The simple Wii Remote pointer makes controlling the game very intuitive and easy to pick up, and while this particular puzzle game isn't going to win many points for originality, the age-old puzzles are still quite fun to play and with the additional gameplay modes, it adds even more variety to the overall package. The multiplayer modes add even more fun to the mix if you can round up an extra player or two to go at it in the Versus mode. At the very least it's proof that you can use a tried-and-true puzzle formula and still manage to keep the experience engaging with the right style and presentation.
The Egyptian theme makes for a great visual presentation in the game and it's clear that the developers went the extra mile to give the game a very polished look. While the main game play area itself is mostly made up of stone polygonal tiles and a silhouette, the backdrops feature beautifully drawn sarcophagi and even a few oddball characters who stand and watch you play. These characters even feature some peculiar animations every so often as you play, with the cobra being the one that's particularly funny to watch. It's just nice to see a developer put in the extra time to give the game a high visual production value, despite the fact that it's just a simple WiiWare puzzle release.
There's no denying that the Egyptian-style soundtrack is catchy and does fit in perfectly with the theme of the game, but the individual music tracks have a tendency to be repeated quite often on the default setting, which can make them a bit tiresome during long playing sessions. Luckily, the developers have included an option in the settings menu that will allow you to change the default music to random, which will give you a good variety of musical tracks during the puzzle levels. It will even change songs in mid-puzzle, if you find yourself taking a bit of extra time on any given challenge. It might seem like a small touch, but it turns out to really save what is initially a fairly repetitive musical presentation.

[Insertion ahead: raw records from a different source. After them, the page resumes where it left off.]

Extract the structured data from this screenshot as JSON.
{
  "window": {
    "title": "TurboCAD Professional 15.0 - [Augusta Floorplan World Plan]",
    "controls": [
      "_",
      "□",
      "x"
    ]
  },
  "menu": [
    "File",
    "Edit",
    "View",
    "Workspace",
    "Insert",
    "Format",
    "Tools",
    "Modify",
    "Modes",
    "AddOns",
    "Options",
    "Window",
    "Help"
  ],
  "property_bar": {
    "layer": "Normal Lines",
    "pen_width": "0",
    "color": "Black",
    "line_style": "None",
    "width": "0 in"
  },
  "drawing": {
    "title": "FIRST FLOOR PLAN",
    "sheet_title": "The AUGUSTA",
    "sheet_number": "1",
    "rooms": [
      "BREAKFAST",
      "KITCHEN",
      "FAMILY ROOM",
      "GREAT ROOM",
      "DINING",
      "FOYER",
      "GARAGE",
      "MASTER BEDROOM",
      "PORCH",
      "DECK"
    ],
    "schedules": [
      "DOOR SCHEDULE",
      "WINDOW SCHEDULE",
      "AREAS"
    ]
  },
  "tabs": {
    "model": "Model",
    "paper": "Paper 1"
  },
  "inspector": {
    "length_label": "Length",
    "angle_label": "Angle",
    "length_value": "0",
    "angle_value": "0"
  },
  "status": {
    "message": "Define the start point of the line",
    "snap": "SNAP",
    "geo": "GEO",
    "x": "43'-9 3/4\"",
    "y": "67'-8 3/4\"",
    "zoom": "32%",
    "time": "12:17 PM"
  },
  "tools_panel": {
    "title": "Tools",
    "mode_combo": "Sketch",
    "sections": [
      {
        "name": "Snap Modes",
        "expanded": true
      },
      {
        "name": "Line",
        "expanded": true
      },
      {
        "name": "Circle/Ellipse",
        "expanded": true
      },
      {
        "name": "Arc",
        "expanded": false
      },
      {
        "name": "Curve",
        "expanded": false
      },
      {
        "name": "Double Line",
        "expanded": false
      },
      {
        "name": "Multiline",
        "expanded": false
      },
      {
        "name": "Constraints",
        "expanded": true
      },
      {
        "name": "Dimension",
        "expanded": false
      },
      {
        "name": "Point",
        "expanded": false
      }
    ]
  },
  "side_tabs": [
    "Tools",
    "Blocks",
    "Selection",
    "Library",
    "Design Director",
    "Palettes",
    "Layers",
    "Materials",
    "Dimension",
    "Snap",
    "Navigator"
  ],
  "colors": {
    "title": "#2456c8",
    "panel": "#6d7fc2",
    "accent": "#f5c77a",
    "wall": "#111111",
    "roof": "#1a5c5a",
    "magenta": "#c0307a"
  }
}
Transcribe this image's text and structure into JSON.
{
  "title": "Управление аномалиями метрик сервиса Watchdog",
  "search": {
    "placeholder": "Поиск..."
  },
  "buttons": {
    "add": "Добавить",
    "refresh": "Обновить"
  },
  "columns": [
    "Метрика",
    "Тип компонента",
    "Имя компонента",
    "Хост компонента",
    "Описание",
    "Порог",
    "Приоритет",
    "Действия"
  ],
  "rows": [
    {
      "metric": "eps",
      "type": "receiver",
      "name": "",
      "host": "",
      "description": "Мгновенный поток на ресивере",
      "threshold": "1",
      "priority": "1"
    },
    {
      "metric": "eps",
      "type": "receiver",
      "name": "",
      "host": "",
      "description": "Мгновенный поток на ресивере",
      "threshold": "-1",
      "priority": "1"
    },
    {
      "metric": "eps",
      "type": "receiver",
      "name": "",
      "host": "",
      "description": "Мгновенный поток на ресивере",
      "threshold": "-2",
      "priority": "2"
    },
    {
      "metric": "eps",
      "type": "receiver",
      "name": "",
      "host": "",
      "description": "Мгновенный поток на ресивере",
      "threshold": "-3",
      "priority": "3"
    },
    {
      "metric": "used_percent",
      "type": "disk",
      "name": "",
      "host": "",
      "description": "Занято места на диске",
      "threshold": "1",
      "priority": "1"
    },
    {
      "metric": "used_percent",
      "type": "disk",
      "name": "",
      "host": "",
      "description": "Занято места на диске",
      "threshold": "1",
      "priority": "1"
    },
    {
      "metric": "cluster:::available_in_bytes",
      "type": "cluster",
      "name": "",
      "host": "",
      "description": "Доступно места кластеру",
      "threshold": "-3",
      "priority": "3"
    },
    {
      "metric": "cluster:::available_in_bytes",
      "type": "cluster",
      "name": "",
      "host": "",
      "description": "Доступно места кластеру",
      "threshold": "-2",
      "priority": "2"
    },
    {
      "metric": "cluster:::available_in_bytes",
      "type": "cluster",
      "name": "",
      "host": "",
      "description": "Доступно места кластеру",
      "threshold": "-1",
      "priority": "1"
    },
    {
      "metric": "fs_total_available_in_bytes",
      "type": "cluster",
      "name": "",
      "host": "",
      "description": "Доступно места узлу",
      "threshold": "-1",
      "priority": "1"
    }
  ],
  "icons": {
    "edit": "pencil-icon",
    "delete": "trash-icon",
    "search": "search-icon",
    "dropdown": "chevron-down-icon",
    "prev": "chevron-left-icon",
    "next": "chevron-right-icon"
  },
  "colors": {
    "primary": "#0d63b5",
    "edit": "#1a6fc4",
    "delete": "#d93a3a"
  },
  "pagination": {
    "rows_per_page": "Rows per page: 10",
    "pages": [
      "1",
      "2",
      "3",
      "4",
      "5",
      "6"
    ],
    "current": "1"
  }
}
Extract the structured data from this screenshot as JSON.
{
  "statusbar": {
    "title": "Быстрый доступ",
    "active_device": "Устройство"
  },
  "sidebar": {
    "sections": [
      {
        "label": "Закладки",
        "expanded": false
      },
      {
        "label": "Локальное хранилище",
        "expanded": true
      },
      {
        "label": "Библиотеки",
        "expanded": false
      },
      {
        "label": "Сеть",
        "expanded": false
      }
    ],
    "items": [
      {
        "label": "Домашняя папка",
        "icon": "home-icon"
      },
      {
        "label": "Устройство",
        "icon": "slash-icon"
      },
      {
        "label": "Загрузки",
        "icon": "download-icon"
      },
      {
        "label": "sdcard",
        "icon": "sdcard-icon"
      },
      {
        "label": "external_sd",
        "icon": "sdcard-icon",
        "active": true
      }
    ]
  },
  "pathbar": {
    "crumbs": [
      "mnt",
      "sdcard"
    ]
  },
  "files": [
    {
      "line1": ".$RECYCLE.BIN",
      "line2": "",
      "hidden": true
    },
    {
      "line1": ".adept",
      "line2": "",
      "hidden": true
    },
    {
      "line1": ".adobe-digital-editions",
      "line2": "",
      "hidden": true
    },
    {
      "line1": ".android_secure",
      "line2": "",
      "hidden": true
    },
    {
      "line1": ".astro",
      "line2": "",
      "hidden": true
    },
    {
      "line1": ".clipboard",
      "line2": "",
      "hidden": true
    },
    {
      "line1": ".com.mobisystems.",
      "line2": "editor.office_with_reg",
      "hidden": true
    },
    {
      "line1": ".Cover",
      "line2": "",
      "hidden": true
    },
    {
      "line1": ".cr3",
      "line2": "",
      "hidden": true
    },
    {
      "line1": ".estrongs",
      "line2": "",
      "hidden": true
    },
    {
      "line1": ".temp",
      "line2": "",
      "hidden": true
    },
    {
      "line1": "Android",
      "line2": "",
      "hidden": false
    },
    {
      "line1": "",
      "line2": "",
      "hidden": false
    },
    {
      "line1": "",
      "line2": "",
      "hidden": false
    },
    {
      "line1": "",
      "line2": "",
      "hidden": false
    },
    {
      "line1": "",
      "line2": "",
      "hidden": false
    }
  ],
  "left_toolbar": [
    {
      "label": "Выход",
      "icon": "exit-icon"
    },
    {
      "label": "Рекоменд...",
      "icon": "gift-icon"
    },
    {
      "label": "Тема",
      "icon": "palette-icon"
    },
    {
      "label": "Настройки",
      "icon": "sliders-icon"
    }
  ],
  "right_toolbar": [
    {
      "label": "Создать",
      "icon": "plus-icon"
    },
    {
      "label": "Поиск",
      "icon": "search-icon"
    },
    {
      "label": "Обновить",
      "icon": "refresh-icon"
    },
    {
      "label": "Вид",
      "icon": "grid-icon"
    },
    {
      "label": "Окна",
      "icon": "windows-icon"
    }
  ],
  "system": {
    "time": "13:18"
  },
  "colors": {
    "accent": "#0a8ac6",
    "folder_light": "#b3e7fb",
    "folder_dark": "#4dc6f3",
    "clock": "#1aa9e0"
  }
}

It would be easy to dismiss Neves Plus as nothing more than another feeble attempt to cash in on an age-old puzzle idea, but if you approach it with that attitude, you're likely to miss out on what is ultimately a very charming puzzle experience. It might not be the most original gaming experience out there, but it's got enough style and versatility to make it worth your 600 Nintendo Points. It's certainly a lot better than some of the more original puzzle releases we've seen on the service so far.